_Exercise_
In the response, each entry below should appear again exactly as given.

(Web page and app entries)
Segment Open
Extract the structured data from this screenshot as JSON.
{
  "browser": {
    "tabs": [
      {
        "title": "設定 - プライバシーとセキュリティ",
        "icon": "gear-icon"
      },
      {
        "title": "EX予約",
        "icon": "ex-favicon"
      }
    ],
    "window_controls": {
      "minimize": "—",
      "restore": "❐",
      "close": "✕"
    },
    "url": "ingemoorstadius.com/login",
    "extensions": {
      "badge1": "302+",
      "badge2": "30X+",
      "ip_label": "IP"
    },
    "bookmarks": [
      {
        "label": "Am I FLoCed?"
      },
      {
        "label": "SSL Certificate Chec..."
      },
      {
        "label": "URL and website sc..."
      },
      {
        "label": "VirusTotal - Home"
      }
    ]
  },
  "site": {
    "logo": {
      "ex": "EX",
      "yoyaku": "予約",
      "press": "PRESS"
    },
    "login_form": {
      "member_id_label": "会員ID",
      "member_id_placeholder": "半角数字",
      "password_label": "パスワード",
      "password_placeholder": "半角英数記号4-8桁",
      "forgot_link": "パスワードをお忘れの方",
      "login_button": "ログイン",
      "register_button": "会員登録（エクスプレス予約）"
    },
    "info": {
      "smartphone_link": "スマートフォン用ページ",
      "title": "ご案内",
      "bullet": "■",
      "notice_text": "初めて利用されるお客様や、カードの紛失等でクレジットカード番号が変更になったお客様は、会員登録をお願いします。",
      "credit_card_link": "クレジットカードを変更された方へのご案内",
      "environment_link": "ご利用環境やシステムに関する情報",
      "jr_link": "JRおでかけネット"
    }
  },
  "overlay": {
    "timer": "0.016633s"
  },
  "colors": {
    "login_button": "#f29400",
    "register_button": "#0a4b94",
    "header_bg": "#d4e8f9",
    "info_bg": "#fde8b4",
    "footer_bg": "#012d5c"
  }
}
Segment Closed
_Answer to this problem_
Extract the structured data from this screenshot as JSON.
{
  "browser": {
    "tabs": [
      {
        "title": "設定 - プライバシーとセキュリティ",
        "icon": "gear-icon"
      },
      {
        "title": "EX予約",
        "icon": "ex-favicon"
      }
    ],
    "window_controls": {
      "minimize": "—",
      "restore": "❐",
      "close": "✕"
    },
    "url": "ingemoorstadius.com/login",
    "extensions": {
      "badge1": "302+",
      "badge2": "30X+",
      "ip_label": "IP"
    },
    "bookmarks": [
      {
        "label": "Am I FLoCed?"
      },
      {
        "label": "SSL Certificate Chec..."
      },
      {
        "label": "URL and website sc..."
      },
      {
        "label": "VirusTotal - Home"
      }
    ]
  },
  "site": {
    "logo": {
      "ex": "EX",
      "yoyaku": "予約",
      "press": "PRESS"
    },
    "login_form": {
      "member_id_label": "会員ID",
      "member_id_placeholder": "半角数字",
      "password_label": "パスワード",
      "password_placeholder": "半角英数記号4-8桁",
      "forgot_link": "パスワードをお忘れの方",
      "login_button": "ログイン",
      "register_button": "会員登録（エクスプレス予約）"
    },
    "info": {
      "smartphone_link": "スマートフォン用ページ",
      "title": "ご案内",
      "bullet": "■",
      "notice_text": "初めて利用されるお客様や、カードの紛失等でクレジットカード番号が変更になったお客様は、会員登録をお願いします。",
      "credit_card_link": "クレジットカードを変更された方へのご案内",
      "environment_link": "ご利用環境やシステムに関する情報",
      "jr_link": "JRおでかけネット"
    }
  },
  "overlay": {
    "timer": "0.016633s"
  },
  "colors": {
    "login_button": "#f29400",
    "register_button": "#0a4b94",
    "header_bg": "#d4e8f9",
    "info_bg": "#fde8b4",
    "footer_bg": "#012d5c"
  }
}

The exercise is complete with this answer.